* [Exercise description] Using the records below, locate all lines containing "heading" and return them.

* [Material provided]
*** Block opens ***

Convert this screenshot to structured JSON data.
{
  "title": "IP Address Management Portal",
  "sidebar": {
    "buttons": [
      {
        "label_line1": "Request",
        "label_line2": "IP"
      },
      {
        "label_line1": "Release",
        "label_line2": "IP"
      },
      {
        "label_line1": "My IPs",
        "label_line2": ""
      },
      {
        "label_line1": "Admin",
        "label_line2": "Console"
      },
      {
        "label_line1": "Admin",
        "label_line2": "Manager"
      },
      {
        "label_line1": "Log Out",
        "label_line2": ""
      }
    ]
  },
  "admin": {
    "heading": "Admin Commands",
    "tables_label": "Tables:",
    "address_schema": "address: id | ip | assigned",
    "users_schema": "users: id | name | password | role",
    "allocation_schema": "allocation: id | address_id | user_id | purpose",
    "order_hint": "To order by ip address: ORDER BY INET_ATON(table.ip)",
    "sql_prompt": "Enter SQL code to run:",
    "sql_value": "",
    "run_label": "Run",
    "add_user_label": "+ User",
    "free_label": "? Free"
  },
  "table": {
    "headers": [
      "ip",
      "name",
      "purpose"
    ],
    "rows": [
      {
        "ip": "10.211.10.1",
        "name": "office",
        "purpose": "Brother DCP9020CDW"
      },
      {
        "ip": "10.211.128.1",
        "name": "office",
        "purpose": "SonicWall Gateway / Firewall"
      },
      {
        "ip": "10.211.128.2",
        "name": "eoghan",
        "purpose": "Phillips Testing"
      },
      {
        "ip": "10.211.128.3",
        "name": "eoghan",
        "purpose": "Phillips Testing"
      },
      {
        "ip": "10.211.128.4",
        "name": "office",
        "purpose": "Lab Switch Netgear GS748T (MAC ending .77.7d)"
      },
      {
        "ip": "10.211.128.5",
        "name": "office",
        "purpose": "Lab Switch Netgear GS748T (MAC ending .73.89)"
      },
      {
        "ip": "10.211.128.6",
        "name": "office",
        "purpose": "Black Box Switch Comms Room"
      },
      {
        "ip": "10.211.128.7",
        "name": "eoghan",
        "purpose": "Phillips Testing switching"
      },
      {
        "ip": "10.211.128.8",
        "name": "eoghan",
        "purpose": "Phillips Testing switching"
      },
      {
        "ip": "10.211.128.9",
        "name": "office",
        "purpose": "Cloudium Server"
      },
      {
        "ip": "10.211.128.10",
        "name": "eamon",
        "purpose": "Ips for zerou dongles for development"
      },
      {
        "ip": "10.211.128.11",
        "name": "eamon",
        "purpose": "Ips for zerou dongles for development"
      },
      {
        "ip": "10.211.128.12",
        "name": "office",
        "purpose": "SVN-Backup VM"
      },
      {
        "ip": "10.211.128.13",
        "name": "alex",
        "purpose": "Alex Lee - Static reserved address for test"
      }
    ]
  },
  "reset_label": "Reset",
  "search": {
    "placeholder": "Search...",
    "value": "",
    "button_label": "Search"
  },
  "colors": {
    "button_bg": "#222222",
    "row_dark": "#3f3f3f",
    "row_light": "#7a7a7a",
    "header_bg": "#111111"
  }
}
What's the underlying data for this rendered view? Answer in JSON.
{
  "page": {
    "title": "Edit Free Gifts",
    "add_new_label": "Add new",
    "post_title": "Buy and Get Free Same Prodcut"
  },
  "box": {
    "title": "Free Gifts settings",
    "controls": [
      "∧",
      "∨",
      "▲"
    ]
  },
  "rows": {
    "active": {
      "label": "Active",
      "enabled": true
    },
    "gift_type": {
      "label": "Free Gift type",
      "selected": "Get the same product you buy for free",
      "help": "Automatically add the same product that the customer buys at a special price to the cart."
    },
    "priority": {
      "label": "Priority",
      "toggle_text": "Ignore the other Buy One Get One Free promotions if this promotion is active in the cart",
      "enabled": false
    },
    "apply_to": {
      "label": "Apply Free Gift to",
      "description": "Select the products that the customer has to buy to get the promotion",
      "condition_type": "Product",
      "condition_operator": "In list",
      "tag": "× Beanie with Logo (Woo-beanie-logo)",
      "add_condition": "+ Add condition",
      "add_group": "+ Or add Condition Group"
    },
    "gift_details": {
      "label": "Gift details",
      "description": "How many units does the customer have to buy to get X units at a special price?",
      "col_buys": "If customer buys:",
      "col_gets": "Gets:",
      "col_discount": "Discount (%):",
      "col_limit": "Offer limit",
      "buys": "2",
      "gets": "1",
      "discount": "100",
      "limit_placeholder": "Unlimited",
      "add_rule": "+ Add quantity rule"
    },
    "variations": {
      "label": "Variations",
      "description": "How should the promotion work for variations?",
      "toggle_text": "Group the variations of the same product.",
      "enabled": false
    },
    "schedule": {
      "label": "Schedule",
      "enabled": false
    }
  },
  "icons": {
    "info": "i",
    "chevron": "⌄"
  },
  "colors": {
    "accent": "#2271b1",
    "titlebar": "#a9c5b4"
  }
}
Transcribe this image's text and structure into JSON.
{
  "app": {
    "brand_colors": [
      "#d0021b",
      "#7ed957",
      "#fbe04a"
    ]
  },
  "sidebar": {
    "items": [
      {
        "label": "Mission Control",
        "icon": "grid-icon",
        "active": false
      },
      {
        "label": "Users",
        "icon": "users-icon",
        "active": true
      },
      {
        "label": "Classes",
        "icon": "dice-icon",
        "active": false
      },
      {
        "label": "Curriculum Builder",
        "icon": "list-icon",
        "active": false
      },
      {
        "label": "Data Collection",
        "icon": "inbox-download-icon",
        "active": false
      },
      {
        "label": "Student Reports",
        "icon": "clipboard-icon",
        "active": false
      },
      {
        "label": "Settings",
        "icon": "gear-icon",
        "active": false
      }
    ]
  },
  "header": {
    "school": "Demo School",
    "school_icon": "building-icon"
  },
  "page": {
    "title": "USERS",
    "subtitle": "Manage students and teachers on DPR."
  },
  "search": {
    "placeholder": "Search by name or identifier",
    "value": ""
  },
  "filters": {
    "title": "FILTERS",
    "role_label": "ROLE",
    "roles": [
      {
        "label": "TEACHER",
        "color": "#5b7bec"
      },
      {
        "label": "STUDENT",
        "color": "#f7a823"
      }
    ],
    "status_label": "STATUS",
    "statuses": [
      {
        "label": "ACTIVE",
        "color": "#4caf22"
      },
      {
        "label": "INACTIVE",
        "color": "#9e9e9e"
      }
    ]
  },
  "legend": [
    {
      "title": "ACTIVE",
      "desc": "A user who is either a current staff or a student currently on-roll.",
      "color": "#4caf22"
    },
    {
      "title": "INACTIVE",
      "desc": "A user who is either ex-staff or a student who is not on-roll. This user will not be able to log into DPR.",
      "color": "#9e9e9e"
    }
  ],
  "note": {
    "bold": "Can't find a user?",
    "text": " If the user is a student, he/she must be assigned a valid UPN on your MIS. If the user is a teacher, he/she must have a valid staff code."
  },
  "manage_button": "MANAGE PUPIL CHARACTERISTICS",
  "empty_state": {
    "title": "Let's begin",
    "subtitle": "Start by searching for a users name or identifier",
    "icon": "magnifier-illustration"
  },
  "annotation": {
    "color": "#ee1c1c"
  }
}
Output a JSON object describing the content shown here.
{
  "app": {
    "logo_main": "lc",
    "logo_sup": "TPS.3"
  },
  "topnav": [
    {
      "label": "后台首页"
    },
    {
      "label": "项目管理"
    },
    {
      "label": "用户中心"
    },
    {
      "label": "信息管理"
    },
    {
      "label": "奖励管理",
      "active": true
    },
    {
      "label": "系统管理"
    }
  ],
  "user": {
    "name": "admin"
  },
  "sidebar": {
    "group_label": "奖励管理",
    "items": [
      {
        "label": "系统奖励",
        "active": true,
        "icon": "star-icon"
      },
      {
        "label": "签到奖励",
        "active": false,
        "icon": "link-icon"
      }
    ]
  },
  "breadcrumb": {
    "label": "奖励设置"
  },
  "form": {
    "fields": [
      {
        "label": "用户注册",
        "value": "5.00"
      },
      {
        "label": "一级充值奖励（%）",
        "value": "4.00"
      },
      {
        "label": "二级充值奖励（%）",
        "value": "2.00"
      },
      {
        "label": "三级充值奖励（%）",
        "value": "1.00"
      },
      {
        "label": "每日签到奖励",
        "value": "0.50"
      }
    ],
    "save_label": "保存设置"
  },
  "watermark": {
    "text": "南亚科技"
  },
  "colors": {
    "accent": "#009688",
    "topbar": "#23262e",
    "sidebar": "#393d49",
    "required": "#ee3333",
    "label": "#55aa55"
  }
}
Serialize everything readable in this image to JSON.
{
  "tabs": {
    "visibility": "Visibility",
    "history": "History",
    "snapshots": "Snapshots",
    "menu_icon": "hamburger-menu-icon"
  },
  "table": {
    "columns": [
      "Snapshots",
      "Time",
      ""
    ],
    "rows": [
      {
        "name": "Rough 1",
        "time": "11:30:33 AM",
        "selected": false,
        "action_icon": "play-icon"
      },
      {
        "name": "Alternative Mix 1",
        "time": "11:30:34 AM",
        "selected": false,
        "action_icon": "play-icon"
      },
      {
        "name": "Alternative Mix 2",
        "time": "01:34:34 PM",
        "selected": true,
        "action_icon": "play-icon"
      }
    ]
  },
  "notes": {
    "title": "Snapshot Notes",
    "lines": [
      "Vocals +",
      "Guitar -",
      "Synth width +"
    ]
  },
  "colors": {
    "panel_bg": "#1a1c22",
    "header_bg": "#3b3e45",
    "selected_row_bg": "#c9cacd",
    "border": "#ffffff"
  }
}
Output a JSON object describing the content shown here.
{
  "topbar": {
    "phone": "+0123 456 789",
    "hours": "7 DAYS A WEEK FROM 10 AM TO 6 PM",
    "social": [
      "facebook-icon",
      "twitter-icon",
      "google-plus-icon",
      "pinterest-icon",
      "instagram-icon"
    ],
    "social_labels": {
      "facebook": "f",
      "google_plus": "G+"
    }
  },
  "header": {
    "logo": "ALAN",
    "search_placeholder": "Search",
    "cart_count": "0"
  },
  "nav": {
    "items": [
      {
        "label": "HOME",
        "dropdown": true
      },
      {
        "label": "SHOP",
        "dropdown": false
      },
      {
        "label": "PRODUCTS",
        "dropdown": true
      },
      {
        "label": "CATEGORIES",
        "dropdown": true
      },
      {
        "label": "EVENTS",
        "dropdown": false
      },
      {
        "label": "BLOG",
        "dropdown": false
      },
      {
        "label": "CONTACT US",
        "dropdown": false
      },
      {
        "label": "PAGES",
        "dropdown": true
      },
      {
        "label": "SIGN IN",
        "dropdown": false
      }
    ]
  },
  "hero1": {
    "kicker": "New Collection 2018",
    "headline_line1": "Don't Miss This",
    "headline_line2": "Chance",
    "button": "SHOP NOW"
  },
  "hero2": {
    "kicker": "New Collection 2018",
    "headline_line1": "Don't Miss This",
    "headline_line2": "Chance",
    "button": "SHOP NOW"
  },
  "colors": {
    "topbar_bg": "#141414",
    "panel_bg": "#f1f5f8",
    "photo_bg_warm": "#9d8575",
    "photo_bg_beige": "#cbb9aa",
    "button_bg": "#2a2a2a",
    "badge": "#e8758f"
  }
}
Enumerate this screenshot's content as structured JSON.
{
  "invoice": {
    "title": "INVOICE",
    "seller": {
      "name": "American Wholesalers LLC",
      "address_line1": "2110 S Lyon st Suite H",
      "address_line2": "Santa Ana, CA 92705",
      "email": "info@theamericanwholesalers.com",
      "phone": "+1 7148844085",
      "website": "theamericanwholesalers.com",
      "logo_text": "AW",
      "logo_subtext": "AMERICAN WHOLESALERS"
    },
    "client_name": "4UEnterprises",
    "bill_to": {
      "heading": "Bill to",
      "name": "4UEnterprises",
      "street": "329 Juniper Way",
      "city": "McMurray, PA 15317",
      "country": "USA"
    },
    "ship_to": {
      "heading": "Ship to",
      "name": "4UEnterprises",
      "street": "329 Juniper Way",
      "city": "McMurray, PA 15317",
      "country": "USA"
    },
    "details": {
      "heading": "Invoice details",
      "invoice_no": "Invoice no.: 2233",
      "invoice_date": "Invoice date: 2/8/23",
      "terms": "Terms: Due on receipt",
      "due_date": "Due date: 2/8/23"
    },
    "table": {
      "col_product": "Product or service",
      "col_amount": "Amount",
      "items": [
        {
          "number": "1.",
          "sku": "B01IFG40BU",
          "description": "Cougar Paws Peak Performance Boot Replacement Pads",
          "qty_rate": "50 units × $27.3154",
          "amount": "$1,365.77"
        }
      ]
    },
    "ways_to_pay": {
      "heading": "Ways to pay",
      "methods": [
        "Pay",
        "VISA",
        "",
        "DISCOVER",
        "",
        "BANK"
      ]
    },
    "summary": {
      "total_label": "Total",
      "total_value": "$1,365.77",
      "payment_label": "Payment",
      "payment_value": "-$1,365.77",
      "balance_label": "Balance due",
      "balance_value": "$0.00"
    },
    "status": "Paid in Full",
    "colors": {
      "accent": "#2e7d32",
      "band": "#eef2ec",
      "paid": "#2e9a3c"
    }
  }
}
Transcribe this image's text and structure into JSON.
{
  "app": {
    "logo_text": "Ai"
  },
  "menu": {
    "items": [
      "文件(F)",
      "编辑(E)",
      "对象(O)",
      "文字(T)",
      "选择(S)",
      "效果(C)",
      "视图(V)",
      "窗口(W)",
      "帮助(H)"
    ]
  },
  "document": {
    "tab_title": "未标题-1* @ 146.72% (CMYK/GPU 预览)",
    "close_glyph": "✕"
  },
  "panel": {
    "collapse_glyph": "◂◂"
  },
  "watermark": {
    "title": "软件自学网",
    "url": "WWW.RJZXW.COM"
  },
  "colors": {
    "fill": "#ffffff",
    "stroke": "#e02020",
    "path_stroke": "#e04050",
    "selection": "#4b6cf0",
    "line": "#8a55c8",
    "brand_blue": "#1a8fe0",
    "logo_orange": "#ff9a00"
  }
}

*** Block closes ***

* [Result for this task]
    "heading": "Admin Commands",
      "heading": "Bill to",
      "heading": "Ship to",
      "heading": "Invoice details",
      "heading": "Ways to pay",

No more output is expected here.